● Problem
Lines with "price" in them are to be located in the listing below and copied.

● Entries supplied
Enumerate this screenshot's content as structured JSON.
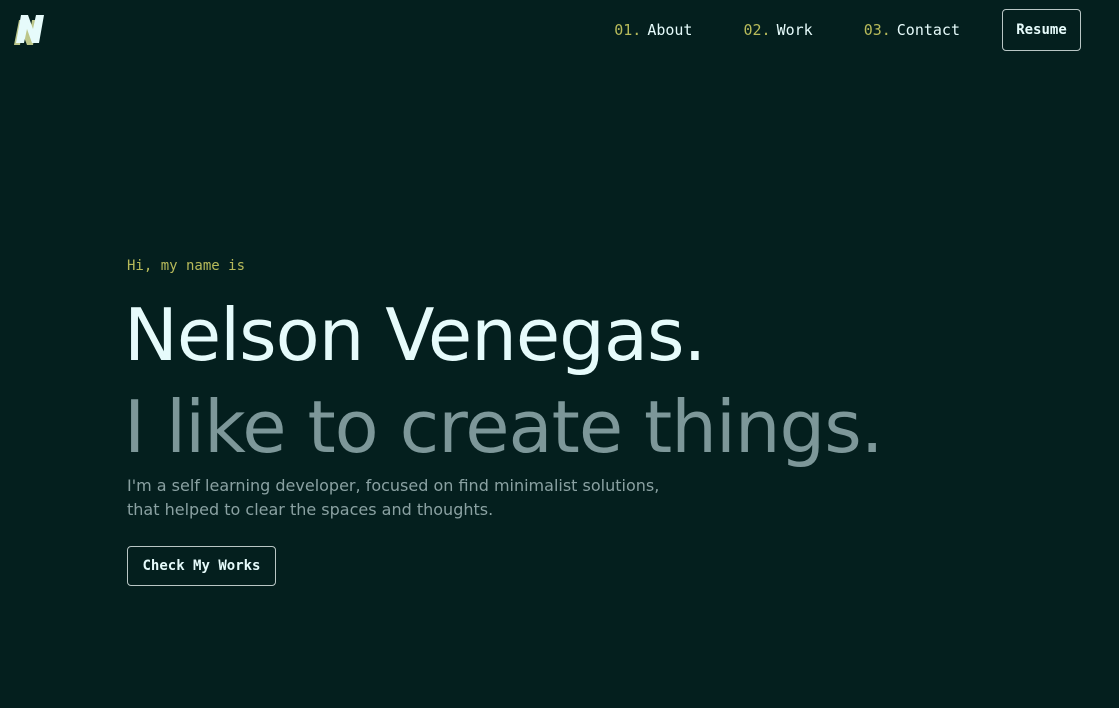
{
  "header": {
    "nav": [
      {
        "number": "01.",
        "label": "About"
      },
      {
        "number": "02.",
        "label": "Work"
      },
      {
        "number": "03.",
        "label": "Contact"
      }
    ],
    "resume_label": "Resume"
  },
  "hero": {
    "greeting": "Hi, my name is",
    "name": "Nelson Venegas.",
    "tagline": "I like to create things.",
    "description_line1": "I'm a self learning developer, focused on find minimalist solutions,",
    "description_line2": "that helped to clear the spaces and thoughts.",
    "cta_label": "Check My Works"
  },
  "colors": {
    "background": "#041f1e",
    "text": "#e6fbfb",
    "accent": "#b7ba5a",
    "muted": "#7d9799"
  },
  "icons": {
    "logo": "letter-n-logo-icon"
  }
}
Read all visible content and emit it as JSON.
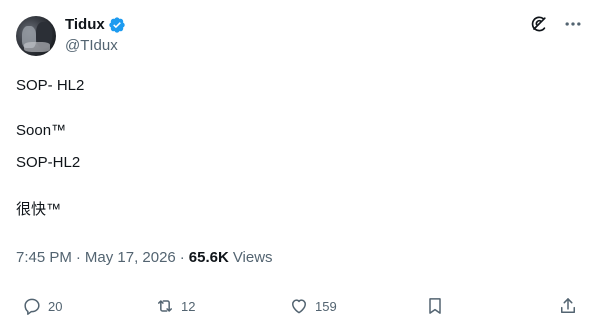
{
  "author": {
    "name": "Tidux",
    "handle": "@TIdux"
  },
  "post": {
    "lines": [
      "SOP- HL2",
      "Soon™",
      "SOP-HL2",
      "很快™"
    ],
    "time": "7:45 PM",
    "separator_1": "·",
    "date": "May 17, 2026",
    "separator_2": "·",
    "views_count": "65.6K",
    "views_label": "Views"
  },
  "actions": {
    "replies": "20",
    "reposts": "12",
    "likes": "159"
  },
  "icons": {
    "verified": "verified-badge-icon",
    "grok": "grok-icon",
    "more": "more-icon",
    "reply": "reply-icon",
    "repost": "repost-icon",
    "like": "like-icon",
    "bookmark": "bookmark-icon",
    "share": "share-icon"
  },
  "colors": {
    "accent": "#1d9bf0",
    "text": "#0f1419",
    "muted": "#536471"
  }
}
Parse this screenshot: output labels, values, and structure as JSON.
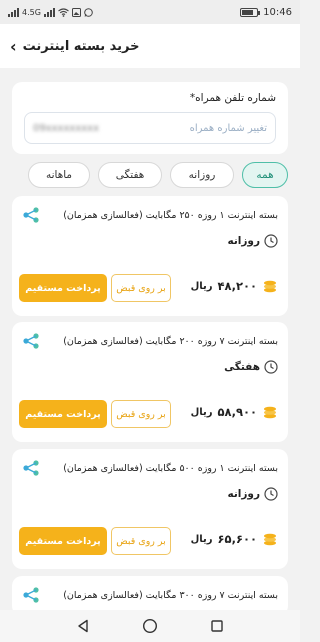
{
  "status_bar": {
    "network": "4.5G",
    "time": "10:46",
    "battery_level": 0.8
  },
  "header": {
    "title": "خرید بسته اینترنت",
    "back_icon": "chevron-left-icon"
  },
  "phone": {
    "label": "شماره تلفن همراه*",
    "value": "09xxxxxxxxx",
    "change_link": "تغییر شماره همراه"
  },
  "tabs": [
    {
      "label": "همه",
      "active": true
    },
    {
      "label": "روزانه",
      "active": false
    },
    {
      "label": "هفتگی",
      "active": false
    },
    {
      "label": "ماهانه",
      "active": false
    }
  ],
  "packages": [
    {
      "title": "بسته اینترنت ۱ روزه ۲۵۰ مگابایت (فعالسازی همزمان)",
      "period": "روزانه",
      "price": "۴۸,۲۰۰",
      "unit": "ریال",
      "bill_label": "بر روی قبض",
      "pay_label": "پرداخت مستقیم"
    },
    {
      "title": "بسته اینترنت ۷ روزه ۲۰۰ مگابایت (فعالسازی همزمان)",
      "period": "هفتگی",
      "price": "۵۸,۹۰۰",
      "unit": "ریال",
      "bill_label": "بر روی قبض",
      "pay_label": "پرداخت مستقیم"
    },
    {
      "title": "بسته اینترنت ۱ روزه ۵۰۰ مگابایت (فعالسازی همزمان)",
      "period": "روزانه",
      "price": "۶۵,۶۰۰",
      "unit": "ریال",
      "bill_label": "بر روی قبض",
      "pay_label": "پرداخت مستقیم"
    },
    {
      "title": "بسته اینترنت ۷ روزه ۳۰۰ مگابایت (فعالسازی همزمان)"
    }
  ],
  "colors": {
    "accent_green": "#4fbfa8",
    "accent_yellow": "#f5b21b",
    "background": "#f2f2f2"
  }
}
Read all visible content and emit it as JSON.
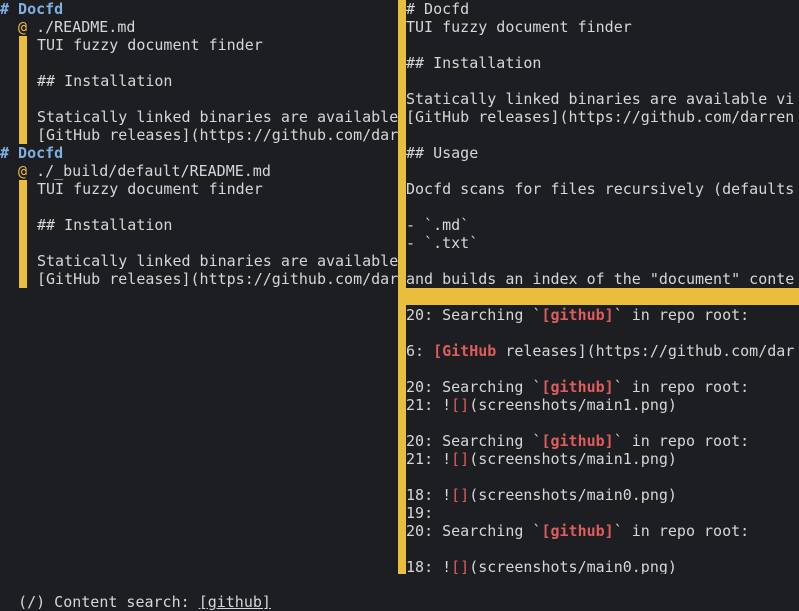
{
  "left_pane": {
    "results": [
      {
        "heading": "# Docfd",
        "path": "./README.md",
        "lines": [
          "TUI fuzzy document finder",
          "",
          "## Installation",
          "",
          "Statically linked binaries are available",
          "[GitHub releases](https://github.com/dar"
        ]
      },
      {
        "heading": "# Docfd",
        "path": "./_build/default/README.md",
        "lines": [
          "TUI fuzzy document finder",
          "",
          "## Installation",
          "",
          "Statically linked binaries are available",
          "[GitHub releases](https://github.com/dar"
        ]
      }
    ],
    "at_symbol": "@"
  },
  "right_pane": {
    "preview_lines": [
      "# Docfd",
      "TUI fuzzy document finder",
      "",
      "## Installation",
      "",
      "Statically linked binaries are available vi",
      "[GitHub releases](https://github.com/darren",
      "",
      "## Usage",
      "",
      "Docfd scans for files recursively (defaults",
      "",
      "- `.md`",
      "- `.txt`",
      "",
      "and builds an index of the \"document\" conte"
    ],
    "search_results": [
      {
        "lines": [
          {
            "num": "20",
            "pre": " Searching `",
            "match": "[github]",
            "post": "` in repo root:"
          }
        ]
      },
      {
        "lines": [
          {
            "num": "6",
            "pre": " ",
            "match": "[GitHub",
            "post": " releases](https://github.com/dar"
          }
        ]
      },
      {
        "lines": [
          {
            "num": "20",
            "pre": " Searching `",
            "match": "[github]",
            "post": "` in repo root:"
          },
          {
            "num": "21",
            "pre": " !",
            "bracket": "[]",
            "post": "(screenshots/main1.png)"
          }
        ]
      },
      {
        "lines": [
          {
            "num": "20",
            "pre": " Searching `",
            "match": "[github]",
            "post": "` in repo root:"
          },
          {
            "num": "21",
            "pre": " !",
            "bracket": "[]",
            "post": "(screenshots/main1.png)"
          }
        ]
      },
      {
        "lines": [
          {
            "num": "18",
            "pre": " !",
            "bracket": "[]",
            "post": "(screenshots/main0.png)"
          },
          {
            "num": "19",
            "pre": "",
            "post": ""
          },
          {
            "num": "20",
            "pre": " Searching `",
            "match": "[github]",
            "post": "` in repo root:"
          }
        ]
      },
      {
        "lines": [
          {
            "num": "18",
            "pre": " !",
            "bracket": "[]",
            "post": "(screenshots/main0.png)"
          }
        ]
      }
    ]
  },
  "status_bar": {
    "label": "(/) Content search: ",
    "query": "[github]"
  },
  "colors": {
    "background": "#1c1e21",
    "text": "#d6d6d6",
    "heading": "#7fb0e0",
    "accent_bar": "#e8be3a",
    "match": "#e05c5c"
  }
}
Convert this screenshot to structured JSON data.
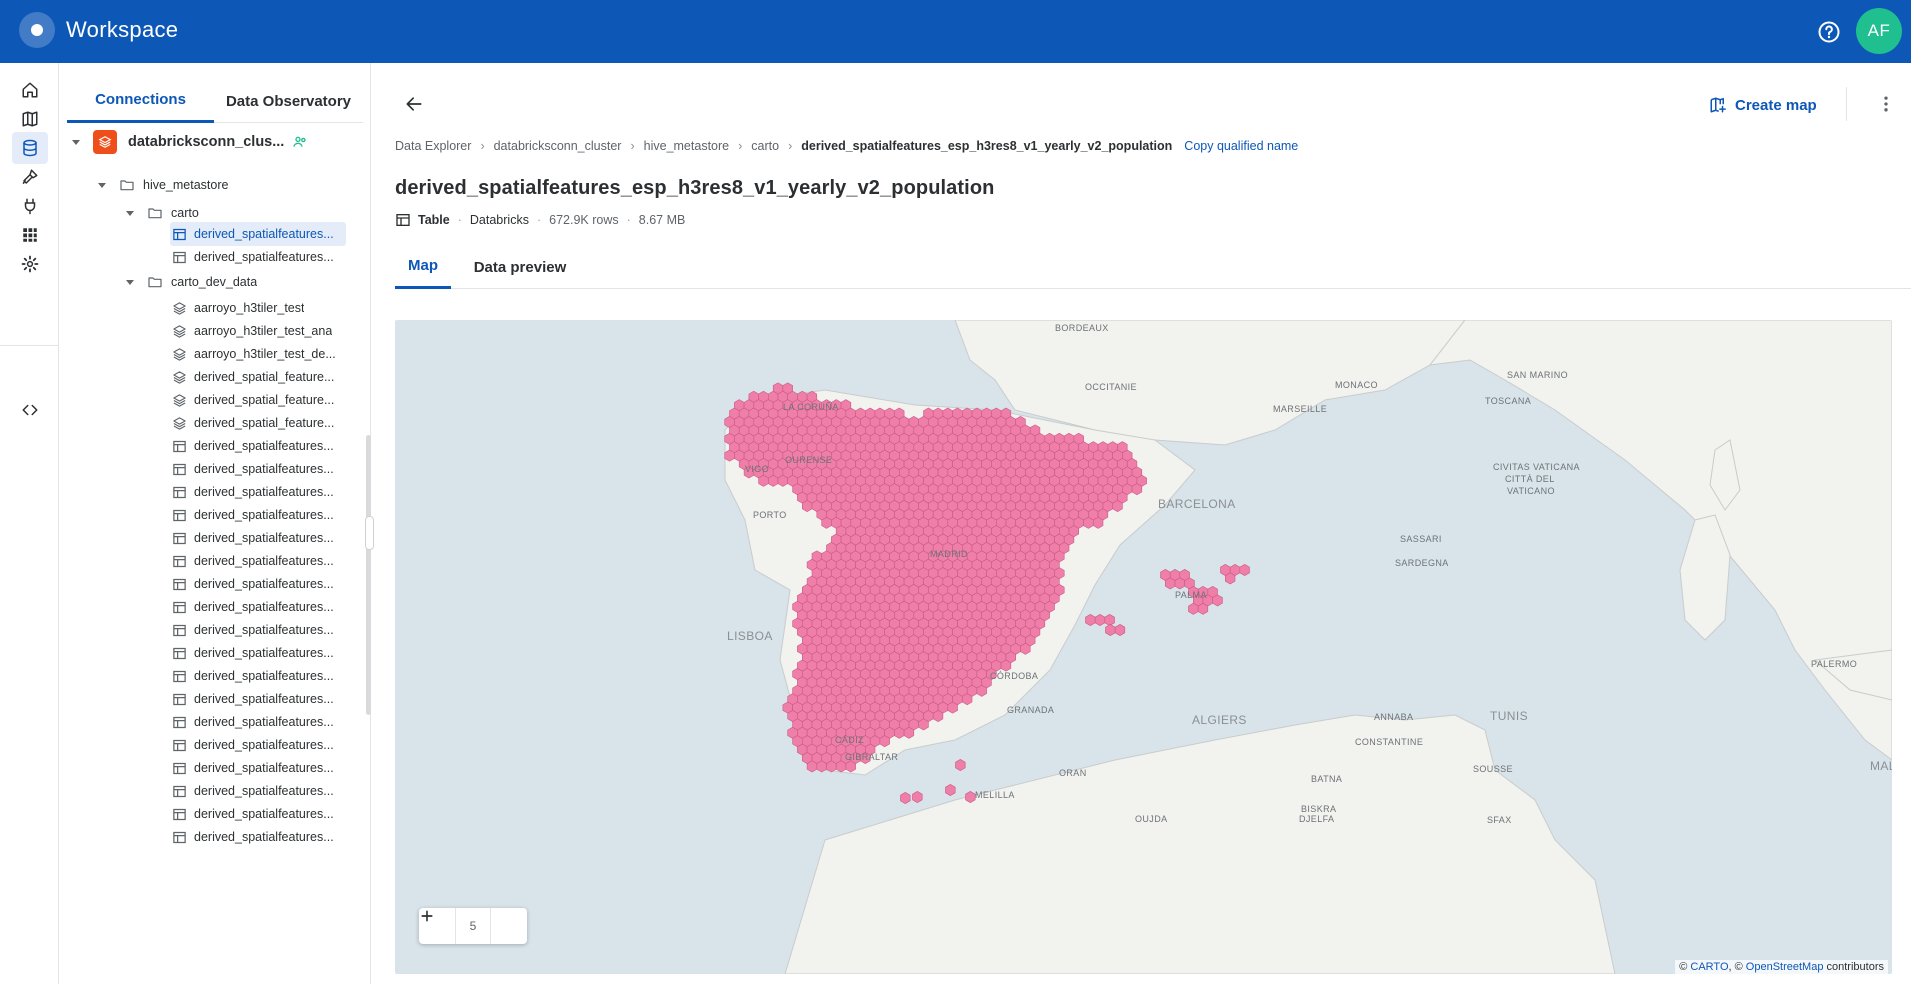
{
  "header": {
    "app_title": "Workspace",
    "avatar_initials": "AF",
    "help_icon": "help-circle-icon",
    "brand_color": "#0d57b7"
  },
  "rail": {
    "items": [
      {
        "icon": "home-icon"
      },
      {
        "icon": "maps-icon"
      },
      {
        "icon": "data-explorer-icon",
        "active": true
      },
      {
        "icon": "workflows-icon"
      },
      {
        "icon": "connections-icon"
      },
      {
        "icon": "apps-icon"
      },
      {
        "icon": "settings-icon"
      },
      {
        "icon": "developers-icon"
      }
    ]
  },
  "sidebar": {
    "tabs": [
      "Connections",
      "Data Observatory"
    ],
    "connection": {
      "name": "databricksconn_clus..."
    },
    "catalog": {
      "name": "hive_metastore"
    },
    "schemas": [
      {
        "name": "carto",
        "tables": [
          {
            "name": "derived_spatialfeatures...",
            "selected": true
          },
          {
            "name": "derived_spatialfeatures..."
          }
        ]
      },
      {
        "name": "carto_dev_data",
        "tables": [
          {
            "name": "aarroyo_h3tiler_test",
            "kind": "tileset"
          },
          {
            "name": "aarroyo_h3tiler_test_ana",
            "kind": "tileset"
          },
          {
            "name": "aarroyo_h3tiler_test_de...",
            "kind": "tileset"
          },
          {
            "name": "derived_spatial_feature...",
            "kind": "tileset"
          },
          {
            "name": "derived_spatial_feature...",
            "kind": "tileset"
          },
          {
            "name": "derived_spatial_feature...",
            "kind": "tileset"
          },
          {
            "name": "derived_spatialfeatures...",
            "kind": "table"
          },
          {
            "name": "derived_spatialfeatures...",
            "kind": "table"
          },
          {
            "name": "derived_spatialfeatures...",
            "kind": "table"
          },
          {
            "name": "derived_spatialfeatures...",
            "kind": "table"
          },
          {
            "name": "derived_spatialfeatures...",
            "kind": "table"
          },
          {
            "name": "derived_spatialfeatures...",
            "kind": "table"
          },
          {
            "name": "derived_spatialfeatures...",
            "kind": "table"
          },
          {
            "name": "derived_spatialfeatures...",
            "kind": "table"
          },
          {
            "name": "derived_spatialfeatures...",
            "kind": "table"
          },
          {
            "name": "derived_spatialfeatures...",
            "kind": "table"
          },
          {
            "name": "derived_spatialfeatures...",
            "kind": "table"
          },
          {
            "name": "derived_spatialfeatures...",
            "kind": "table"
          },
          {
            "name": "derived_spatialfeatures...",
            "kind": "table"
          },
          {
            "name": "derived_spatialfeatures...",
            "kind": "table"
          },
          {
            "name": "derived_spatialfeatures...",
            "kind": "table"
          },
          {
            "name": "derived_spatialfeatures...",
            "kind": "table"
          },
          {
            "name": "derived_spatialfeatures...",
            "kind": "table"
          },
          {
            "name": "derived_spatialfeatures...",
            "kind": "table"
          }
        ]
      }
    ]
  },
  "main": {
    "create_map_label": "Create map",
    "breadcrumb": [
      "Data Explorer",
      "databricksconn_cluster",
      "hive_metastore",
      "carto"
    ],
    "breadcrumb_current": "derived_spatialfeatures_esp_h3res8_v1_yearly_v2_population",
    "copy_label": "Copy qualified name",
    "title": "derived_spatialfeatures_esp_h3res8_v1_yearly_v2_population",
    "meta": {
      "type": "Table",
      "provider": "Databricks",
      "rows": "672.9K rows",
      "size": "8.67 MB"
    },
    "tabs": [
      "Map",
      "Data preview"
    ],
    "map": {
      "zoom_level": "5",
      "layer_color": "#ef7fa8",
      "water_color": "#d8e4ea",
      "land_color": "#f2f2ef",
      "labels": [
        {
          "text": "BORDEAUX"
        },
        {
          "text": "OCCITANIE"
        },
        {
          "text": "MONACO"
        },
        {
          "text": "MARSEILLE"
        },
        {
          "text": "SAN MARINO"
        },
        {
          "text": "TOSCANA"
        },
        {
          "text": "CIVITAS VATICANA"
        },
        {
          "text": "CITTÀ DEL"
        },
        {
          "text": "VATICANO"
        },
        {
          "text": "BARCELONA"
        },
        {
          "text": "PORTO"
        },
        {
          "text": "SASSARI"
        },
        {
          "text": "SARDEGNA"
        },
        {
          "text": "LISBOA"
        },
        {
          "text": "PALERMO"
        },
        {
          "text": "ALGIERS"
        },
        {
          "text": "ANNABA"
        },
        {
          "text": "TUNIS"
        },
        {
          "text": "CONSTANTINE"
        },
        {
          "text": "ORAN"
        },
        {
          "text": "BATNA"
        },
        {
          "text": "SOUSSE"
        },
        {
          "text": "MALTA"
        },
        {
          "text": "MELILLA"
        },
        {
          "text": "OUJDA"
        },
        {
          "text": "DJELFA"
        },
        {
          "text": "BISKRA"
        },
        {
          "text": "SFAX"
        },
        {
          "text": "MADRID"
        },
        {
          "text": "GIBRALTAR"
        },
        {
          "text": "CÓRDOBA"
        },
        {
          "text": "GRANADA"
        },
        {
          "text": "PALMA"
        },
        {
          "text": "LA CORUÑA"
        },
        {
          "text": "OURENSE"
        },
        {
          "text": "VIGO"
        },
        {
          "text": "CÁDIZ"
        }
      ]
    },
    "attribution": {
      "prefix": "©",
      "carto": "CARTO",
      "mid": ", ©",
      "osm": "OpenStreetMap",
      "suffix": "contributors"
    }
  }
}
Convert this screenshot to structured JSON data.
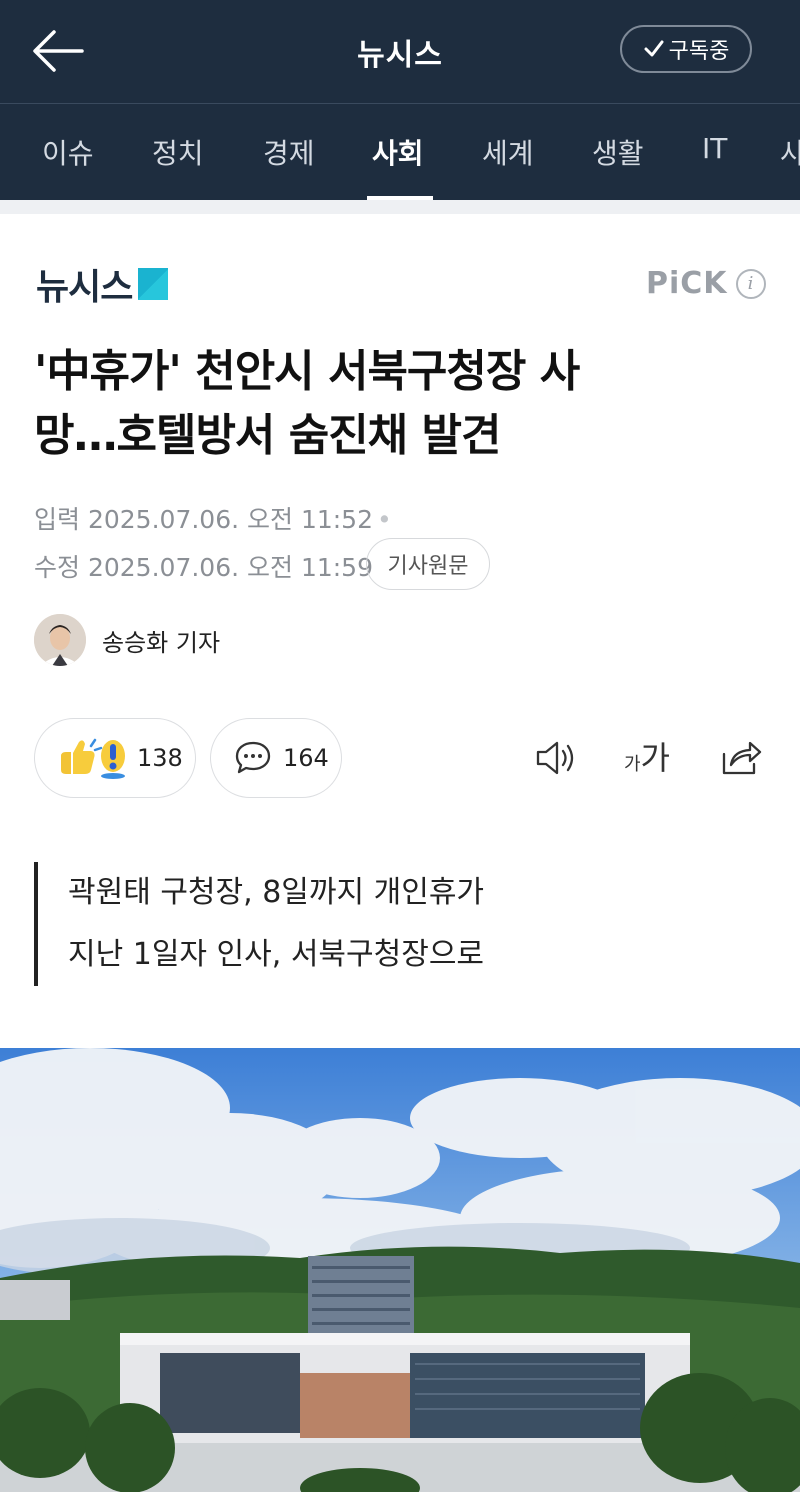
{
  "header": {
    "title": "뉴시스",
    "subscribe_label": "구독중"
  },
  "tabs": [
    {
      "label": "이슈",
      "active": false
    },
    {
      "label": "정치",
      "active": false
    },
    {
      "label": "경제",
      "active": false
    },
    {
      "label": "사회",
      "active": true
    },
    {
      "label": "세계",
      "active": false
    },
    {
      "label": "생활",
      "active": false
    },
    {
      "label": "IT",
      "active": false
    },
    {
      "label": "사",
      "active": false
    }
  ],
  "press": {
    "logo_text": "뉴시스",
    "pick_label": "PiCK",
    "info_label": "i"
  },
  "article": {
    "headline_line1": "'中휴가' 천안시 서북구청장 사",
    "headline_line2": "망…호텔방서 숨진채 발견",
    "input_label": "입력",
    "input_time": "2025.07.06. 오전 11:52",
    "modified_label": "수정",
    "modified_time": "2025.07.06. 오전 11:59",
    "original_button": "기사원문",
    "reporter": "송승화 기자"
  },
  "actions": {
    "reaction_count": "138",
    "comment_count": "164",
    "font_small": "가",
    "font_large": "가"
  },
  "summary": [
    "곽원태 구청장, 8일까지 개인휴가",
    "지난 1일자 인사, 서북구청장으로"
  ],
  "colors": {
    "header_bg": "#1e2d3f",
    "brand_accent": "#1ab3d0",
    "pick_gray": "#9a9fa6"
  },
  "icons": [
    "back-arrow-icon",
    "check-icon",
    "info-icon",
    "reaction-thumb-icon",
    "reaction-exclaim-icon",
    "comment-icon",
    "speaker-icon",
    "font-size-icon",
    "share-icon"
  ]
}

● Response
      "price": "۴۸,۲۰۰",
      "price": "۵۸,۹۰۰",
      "price": "۶۵,۶۰۰",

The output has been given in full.